### Required action
Could you copy every line from the material below in which "Iterations" appears?

### Material shown
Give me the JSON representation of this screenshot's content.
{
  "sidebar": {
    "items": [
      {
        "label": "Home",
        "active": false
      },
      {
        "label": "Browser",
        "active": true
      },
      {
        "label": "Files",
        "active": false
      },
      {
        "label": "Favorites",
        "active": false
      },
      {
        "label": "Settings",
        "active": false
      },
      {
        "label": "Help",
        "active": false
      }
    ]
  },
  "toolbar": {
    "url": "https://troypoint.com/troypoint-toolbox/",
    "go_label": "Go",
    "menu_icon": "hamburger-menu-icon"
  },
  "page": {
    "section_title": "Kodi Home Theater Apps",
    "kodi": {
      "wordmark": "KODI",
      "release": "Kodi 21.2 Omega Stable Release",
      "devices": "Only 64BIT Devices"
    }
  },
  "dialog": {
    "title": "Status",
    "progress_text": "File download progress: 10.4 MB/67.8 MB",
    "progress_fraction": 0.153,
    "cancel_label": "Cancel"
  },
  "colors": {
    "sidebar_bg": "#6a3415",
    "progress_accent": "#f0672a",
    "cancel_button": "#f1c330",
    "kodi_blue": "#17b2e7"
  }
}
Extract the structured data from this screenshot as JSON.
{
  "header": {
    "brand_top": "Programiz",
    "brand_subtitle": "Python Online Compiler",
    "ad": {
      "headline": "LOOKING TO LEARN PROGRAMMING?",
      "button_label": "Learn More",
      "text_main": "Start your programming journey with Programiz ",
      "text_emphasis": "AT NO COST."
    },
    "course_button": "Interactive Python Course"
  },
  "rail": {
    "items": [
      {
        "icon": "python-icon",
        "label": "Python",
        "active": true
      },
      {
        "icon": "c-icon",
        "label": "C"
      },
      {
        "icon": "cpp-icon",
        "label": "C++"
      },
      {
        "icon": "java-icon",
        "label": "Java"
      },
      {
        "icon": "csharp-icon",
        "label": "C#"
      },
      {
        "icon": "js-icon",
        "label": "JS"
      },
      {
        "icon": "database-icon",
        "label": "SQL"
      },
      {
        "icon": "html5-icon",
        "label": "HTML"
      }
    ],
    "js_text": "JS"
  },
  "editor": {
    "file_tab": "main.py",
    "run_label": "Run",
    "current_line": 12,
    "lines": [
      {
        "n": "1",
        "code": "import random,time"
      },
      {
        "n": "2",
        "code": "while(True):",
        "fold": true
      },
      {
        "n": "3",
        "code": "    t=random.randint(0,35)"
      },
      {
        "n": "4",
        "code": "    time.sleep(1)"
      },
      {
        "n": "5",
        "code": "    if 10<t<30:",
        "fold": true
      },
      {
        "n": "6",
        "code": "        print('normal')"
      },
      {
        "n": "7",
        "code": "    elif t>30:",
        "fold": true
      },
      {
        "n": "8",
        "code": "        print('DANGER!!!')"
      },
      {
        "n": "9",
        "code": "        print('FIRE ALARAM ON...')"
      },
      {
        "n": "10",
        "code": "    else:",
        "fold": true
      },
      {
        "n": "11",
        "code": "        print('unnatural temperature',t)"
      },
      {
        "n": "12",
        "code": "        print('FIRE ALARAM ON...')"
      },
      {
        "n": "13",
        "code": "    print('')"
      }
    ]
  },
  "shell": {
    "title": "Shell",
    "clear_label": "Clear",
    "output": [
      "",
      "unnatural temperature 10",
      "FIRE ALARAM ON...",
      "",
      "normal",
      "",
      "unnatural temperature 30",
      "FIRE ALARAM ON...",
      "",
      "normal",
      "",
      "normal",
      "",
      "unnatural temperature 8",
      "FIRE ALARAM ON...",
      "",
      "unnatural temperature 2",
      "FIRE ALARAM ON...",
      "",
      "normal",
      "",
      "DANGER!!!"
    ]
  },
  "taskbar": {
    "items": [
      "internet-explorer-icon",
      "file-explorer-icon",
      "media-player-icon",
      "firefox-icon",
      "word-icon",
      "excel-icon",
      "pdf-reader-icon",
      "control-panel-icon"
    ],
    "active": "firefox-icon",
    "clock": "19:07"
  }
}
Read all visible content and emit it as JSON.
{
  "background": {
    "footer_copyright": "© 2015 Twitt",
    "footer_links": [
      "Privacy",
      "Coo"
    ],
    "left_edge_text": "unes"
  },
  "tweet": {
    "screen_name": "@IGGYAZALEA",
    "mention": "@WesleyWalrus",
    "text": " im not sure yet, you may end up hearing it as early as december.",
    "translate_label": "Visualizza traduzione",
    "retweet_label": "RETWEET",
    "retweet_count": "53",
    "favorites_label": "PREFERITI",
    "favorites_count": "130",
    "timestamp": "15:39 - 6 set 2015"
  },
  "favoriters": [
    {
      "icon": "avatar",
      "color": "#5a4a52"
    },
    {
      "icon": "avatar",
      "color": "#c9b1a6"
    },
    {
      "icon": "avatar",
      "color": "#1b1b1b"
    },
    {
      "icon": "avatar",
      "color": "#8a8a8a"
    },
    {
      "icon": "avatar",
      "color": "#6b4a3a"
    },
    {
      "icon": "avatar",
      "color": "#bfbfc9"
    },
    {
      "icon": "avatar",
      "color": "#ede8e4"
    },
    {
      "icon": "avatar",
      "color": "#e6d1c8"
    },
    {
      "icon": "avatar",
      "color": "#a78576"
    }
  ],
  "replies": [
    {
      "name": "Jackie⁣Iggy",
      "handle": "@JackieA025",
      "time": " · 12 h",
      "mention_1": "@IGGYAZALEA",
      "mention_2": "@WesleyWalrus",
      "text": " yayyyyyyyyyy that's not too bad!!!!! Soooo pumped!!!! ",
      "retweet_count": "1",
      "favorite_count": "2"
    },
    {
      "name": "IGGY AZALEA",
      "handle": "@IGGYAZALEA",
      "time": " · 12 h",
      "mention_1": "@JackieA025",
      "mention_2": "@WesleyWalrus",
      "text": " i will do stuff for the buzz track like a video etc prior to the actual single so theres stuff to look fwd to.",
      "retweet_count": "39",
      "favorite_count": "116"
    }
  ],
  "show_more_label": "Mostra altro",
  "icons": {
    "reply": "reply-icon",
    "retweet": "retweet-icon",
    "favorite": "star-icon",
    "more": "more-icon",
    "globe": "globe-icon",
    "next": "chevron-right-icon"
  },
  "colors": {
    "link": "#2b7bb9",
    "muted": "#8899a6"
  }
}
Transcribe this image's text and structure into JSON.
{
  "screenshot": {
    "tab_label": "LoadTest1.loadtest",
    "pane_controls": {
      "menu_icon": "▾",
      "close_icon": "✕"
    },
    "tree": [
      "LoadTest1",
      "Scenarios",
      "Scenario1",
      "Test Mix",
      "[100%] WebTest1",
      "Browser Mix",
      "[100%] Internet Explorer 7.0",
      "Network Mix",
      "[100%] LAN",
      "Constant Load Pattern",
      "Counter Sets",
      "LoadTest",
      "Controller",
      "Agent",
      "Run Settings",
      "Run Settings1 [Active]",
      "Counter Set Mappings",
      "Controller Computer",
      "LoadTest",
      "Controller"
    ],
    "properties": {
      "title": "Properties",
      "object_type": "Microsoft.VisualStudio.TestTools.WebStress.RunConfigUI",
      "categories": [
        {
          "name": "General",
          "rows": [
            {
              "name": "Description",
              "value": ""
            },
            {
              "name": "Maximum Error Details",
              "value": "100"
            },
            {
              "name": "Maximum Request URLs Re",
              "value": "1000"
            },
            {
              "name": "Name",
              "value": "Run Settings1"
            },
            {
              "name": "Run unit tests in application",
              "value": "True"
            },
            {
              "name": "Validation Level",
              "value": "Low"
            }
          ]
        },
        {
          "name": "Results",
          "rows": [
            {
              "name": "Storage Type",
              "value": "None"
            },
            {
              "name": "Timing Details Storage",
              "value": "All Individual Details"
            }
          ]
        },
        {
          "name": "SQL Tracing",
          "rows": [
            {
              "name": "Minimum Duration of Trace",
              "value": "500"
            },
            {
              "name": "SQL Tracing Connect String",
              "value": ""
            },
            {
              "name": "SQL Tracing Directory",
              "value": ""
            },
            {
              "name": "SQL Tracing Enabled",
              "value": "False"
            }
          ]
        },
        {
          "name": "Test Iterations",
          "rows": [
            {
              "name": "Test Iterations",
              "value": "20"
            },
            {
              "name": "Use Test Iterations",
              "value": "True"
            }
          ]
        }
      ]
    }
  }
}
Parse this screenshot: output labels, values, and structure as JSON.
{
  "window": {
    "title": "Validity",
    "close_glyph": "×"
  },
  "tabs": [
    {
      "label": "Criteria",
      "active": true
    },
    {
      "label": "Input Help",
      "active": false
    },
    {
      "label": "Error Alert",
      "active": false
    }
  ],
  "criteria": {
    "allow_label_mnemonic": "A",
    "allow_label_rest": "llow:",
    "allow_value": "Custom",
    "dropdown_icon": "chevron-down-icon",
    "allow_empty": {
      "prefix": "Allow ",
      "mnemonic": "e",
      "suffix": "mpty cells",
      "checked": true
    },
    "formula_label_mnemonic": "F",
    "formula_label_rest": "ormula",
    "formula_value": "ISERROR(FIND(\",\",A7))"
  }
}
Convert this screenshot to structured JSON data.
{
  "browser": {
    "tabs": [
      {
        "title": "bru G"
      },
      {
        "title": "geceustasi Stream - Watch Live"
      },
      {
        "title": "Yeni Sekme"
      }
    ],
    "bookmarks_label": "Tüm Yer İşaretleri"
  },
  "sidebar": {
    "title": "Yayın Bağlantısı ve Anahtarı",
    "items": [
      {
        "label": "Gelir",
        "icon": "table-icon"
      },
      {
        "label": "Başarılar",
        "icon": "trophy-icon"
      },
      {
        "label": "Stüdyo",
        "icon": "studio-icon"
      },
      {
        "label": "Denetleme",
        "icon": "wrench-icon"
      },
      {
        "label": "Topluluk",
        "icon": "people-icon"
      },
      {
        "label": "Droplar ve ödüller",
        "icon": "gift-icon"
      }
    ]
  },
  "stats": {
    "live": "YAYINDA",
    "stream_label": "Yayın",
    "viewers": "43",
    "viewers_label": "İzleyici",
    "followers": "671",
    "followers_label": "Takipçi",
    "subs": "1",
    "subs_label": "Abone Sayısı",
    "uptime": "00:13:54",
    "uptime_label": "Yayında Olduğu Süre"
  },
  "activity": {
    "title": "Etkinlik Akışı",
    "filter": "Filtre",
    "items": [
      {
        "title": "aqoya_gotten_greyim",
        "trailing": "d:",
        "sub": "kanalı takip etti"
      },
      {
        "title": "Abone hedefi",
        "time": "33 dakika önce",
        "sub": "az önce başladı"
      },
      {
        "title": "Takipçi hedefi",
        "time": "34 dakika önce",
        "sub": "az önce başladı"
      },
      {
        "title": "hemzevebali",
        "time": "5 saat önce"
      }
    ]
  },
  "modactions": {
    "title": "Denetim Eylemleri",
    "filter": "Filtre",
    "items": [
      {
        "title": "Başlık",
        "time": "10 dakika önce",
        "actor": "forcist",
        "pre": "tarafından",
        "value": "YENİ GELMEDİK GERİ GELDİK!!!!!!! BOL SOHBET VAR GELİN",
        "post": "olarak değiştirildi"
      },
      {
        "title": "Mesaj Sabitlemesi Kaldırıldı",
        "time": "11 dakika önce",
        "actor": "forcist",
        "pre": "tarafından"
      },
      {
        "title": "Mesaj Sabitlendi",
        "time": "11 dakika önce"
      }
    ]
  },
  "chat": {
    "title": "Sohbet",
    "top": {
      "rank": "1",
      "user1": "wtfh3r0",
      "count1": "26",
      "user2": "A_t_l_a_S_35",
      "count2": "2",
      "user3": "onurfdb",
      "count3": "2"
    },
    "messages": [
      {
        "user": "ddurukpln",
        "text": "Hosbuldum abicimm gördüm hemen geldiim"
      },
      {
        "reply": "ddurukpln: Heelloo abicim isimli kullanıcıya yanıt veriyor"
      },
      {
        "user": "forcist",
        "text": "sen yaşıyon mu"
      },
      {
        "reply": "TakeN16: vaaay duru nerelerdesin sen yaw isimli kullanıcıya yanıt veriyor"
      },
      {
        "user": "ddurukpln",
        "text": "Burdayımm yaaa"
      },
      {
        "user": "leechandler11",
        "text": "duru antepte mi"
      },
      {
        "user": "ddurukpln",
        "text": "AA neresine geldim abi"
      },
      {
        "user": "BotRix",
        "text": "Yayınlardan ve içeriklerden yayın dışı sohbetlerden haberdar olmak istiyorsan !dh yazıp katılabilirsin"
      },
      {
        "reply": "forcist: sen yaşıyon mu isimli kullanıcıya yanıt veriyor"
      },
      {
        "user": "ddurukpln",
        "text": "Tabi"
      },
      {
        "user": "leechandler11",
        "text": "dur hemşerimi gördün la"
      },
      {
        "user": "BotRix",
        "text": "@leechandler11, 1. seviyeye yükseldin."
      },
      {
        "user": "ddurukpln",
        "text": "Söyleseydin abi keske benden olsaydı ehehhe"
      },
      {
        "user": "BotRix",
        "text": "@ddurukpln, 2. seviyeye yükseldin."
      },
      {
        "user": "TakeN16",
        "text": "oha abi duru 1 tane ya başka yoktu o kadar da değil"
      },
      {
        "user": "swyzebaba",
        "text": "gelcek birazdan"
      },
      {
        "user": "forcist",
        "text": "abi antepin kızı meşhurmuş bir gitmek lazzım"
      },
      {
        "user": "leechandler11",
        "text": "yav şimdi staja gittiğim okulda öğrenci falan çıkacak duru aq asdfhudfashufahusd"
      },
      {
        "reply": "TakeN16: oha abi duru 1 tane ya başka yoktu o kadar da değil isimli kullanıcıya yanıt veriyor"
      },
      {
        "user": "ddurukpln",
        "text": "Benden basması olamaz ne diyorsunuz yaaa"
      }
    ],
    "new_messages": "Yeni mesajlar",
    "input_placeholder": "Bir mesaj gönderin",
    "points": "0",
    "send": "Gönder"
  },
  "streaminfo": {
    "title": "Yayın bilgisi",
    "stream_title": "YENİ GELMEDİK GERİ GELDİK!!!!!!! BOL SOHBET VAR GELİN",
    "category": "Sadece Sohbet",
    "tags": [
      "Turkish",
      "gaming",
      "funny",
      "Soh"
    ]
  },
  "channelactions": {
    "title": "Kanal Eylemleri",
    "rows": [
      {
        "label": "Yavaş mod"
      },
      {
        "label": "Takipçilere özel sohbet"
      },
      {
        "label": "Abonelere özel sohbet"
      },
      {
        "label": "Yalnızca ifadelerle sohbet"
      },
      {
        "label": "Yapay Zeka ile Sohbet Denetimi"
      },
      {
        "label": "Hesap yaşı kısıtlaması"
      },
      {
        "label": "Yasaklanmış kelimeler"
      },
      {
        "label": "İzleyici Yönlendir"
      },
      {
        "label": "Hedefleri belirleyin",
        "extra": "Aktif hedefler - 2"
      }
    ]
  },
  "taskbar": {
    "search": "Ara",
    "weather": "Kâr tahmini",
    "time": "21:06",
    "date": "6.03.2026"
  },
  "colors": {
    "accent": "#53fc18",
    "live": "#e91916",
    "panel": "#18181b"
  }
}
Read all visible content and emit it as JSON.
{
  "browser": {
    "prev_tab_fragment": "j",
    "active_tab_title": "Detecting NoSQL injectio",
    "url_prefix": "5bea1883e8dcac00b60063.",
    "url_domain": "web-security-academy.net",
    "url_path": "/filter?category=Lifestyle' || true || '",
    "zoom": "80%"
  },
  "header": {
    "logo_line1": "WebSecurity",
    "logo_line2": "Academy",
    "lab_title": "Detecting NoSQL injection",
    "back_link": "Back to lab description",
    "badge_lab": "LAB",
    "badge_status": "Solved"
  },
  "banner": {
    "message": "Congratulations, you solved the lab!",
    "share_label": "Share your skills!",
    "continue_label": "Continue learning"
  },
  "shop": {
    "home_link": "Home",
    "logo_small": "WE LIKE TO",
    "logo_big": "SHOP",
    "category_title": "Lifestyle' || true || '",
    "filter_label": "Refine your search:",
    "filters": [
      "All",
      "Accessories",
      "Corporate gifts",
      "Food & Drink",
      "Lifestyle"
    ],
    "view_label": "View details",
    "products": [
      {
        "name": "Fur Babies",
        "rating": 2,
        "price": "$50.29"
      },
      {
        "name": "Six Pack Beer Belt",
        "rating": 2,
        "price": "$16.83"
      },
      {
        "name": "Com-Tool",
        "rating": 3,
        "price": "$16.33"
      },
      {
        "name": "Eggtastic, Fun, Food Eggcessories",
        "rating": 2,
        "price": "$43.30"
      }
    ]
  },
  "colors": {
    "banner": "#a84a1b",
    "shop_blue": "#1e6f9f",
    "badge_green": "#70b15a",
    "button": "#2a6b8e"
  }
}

### Written answer
          "name": "Test Iterations",
              "name": "Test Iterations",
              "name": "Use Test Iterations",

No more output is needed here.